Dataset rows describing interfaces

-- Opening Marker --

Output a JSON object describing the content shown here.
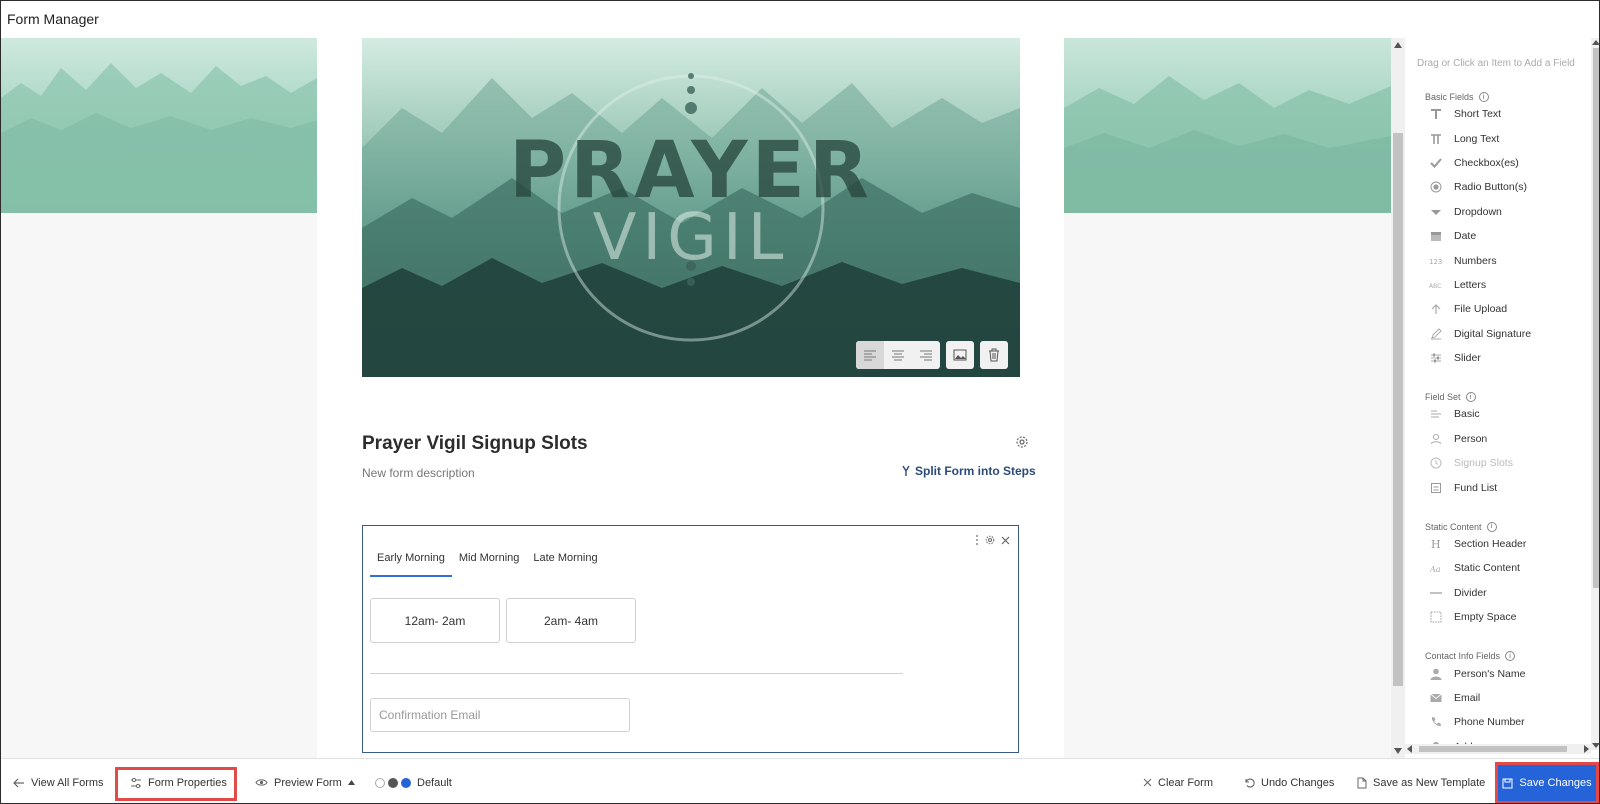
{
  "app": {
    "title": "Form Manager"
  },
  "hero": {
    "title": "PRAYER",
    "subtitle": "VIGIL"
  },
  "form": {
    "title": "Prayer Vigil Signup Slots",
    "description": "New form description",
    "split_label": "Split Form into Steps"
  },
  "slots": {
    "tabs": [
      {
        "label": "Early Morning",
        "active": true
      },
      {
        "label": "Mid Morning",
        "active": false
      },
      {
        "label": "Late Morning",
        "active": false
      }
    ],
    "times": [
      "12am- 2am",
      "2am- 4am"
    ],
    "email_placeholder": "Confirmation Email"
  },
  "palette": {
    "hint": "Drag or Click an Item to Add a Field",
    "sections": [
      {
        "title": "Basic Fields",
        "items": [
          {
            "label": "Short Text",
            "icon": "text-icon"
          },
          {
            "label": "Long Text",
            "icon": "paragraph-icon"
          },
          {
            "label": "Checkbox(es)",
            "icon": "check-icon"
          },
          {
            "label": "Radio Button(s)",
            "icon": "radio-icon"
          },
          {
            "label": "Dropdown",
            "icon": "caret-down-icon"
          },
          {
            "label": "Date",
            "icon": "calendar-icon"
          },
          {
            "label": "Numbers",
            "icon": "numbers-icon"
          },
          {
            "label": "Letters",
            "icon": "letters-icon"
          },
          {
            "label": "File Upload",
            "icon": "upload-icon"
          },
          {
            "label": "Digital Signature",
            "icon": "pen-icon"
          },
          {
            "label": "Slider",
            "icon": "slider-icon"
          }
        ]
      },
      {
        "title": "Field Set",
        "items": [
          {
            "label": "Basic",
            "icon": "lines-icon"
          },
          {
            "label": "Person",
            "icon": "person-outline-icon"
          },
          {
            "label": "Signup Slots",
            "icon": "clock-icon",
            "disabled": true
          },
          {
            "label": "Fund List",
            "icon": "fund-icon"
          }
        ]
      },
      {
        "title": "Static Content",
        "items": [
          {
            "label": "Section Header",
            "icon": "header-icon"
          },
          {
            "label": "Static Content",
            "icon": "static-text-icon"
          },
          {
            "label": "Divider",
            "icon": "divider-icon"
          },
          {
            "label": "Empty Space",
            "icon": "dashed-box-icon"
          }
        ]
      },
      {
        "title": "Contact Info Fields",
        "items": [
          {
            "label": "Person's Name",
            "icon": "person-icon"
          },
          {
            "label": "Email",
            "icon": "envelope-icon"
          },
          {
            "label": "Phone Number",
            "icon": "phone-icon"
          },
          {
            "label": "Address",
            "icon": "map-pin-icon"
          }
        ]
      }
    ]
  },
  "bottombar": {
    "view_all": "View All Forms",
    "form_properties": "Form Properties",
    "preview": "Preview Form",
    "theme": "Default",
    "clear": "Clear Form",
    "undo": "Undo Changes",
    "save_template": "Save as New Template",
    "save": "Save Changes"
  },
  "colors": {
    "accent": "#2563d9",
    "highlight": "#e24a4a",
    "box_border": "#3a5a8c",
    "tab_active": "#2f6fd6"
  }
}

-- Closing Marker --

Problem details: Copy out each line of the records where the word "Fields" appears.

Exercise result:
        "title": "Basic Fields",
        "title": "Contact Info Fields",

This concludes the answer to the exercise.